For the millions of women and girls displaced by conflicts across the globe, it has been a summer of extreme hardship. As a seemingly unbroken series of crises have unfolded from South Sudan to Mount Sinjar, from Gaza to Syria, women and girls comprise the majority of those displaced. They endure further torment as rates of rape, domestic violence and early marriage skyrocket in times of crisis. As Syrian women and girls confirm in a new report, without a change in approach by the international community, women around the world will have little relief from the ongoing violation of their human rights.
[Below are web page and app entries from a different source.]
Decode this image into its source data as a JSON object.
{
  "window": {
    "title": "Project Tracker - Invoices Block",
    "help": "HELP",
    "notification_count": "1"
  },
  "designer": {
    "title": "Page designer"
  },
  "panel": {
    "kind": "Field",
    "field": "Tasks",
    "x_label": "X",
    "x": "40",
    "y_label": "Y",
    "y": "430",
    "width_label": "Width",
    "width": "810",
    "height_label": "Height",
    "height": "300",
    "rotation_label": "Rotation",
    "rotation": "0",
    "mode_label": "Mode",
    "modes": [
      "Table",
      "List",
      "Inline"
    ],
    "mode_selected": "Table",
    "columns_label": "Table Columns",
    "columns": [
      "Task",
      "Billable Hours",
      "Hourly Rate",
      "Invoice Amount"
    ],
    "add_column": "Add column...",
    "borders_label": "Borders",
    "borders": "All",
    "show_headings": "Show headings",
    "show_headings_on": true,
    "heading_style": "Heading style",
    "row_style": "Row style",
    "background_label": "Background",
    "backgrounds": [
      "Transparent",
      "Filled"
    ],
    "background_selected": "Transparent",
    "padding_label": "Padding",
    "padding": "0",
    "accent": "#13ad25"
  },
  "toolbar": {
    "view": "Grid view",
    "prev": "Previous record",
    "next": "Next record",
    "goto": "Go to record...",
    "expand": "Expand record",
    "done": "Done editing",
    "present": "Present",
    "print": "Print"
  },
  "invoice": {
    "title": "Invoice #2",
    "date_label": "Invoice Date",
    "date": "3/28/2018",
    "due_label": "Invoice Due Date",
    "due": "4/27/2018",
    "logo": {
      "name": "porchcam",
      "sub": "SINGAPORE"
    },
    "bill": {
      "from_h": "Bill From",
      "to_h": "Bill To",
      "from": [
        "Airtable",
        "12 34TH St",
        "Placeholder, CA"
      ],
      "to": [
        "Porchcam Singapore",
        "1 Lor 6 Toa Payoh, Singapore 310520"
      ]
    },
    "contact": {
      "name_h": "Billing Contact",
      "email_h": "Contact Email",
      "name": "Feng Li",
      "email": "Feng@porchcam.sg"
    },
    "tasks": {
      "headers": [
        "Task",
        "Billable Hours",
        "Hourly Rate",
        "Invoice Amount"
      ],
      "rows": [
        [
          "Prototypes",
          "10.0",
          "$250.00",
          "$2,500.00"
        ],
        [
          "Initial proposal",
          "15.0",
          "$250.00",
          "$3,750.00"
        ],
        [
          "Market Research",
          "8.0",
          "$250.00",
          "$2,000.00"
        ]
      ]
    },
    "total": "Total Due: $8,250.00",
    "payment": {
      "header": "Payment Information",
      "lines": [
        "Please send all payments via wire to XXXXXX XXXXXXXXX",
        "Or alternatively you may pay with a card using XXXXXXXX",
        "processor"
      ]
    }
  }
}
In the past 14 years, the UN Security Council has passed no less than seven resolutions on the role of women in peacebuilding, including 1325, a landmark resolution that asserted that women are uniquely burdened by armed conflict and are critical to resolving it. In 2005, UN agencies and their partners outlined—and agreed upon—key actions (better known to humanitarians as the IASC guidelines), which, if implemented during a humanitarian response, would better protect women and girls from violence.